Army asking for industry’s input on testing and securing data sets that enable AI applications
The Army Science Board is conducting a study on testing, validating and protecting its data sets for artificial intelligence and machine learning applications — and it wants industry to weigh in.
The service released an RFI related to the initiative on Friday.
“The Department of the Army requests industry information on products, science and technology (S&T) research, operational concepts, and mission support innovations to support the Army in evaluating its current state of AI data set protection and testing and in developing recommendations for future consideration,” per the sources sought notice posted on Sam.gov.
As is the case with other Department of Defense components, the service is keen on advancing and deploying artificial intelligence and machine technologies to aid troops on the battlefield and other users across its enterprise.
“To complete its analyses and explore as many viable sources of data as possible, the [Army Science Board] is soliciting information from organizations external to the Army,” including from traditional and non-traditional defense contractors, government labs, federally funded research-and-development centers, and academia, per the RFI.
As part of this market research, the service is inviting organizations to submit info on their products and technologies that could support protection, testing and validation of data sets that will be needed for the Army to have confidence in fielding its AI and machine learning tools.
More specifically, it wants input on methodologies and techniques related to data encryption, data privacy, security auditing and testing, “integrity and non-repudiation,” and restoration of capabilities following data set compromise.

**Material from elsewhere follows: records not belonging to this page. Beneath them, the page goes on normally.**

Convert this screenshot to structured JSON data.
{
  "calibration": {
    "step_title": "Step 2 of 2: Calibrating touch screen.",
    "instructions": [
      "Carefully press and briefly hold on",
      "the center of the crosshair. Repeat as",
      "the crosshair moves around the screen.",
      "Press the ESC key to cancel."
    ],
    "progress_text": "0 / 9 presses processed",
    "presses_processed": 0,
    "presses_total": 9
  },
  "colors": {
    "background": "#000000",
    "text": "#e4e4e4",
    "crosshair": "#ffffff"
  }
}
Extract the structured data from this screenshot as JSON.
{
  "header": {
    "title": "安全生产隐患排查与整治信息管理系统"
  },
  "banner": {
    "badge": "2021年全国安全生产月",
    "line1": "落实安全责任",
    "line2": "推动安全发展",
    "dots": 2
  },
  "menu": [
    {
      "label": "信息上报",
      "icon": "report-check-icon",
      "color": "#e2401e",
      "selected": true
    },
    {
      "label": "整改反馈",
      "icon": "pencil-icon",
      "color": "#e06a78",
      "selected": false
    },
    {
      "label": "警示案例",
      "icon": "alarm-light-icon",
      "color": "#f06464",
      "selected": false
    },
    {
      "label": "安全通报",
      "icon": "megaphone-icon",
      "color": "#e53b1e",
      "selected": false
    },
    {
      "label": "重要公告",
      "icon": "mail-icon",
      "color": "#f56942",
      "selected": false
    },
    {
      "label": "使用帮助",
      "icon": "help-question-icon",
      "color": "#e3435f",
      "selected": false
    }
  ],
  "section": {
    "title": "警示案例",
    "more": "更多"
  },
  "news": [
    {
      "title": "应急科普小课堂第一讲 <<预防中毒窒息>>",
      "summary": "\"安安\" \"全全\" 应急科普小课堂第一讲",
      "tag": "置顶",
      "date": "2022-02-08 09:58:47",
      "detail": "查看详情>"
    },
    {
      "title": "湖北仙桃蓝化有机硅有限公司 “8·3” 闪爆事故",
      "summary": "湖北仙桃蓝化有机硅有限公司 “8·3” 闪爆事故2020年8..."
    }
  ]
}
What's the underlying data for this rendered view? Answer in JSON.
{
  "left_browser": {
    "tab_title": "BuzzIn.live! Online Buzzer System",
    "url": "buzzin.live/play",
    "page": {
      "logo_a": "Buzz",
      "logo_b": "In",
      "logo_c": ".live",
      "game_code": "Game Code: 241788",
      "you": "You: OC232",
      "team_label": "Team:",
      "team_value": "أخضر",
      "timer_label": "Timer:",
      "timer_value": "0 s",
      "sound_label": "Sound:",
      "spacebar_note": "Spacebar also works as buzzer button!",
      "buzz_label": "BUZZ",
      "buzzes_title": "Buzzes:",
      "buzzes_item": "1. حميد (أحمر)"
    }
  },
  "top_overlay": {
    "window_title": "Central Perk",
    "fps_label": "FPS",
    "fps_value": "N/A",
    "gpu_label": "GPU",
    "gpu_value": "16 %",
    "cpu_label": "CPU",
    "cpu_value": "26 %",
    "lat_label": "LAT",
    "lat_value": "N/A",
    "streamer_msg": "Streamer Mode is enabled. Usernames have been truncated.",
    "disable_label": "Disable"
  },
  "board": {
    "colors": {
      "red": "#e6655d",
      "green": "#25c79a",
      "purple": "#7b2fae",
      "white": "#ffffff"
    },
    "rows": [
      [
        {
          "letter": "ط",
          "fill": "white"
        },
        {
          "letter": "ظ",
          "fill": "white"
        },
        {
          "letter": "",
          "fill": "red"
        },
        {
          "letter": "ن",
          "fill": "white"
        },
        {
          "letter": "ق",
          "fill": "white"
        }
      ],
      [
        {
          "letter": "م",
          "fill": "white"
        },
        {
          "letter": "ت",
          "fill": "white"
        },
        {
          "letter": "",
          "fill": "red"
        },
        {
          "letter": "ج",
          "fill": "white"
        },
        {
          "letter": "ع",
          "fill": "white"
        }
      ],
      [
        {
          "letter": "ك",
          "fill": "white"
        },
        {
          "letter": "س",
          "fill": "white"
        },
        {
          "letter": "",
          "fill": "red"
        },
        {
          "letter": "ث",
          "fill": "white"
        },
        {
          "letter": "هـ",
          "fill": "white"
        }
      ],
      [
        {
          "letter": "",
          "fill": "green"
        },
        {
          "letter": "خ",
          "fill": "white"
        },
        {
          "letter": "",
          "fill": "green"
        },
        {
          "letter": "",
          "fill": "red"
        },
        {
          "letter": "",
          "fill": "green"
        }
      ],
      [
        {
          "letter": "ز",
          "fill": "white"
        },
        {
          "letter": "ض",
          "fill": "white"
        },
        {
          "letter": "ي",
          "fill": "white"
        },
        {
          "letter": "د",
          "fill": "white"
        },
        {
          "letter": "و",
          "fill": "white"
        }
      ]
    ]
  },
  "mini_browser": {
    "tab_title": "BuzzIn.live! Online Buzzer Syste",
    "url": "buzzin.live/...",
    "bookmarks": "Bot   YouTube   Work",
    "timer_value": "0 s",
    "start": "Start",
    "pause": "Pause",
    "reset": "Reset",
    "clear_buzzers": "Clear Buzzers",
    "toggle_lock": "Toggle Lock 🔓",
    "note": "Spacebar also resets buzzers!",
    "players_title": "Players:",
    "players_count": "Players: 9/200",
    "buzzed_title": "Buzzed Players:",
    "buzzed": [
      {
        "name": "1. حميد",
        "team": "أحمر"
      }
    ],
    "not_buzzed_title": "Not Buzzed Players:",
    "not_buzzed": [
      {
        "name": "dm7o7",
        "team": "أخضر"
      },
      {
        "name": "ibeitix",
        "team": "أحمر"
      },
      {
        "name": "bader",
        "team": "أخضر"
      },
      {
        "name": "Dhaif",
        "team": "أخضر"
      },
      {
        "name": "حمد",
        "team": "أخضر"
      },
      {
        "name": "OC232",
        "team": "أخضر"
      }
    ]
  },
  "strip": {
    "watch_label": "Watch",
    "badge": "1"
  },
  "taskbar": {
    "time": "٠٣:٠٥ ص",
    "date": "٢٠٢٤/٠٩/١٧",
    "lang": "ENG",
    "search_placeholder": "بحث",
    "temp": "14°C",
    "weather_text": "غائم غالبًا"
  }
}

According to the RFI, the integrity and non-repudiation category refers to “methods to ensure that alterations of data sets as integrated have not been poisoned to detrimentally alter the behaviors of battlefield systems away from their intended mission capabilities.”
The board is also seeking information on testing “AI-enhanced systems” that could contribute to autonomous operations, intelligence, surveillance and reconnaissance (ISR), and other missions.
More specifically, it wants to know more about “approaches to real-world and simulated testing, including robustness against adversarial AI technologies and assessment of system performance under various realistic scenarios” — as well as “quantifiable measures and frameworks” for assessing the effectiveness, accuracy and reliability of AI-enhanced systems against “representative threats.”
The Army is also requesting input on how validation and verification can apply to its AI data sets.
Highlighting the importance of having solutions that are interoperable with currently fielded technologies, the service is pondering strategies for “seamless integration” of artificial intelligence and machine learning capabilities within military units, and with existing DOD systems, platforms and communication networks.
The Pentagon does business with many vendors and it will continue to do so.
“The Army’s AI enhanced systems will be sourced from a variety of companies, over potentially significant timespans, having been trained in various ways. What policies or practices need be incorporated by the Army to ensure unit level performance?” the RFI asks.
While touting the potential for artificial intelligence and machine learning, officials have also been highlighting the need to increasing service members’ confidence in AI as the Defense Department looks to deploy new software and platforms, including a variety of unmanned and autonomous systems such as drones and robotic vehicles.
As part of the RFI, the Army Science Board is interested in tools that would helping demonstrate that these types of technologies are “trustworthy.”
The deadline for industry and other organizations to respond to the request for information is May 12.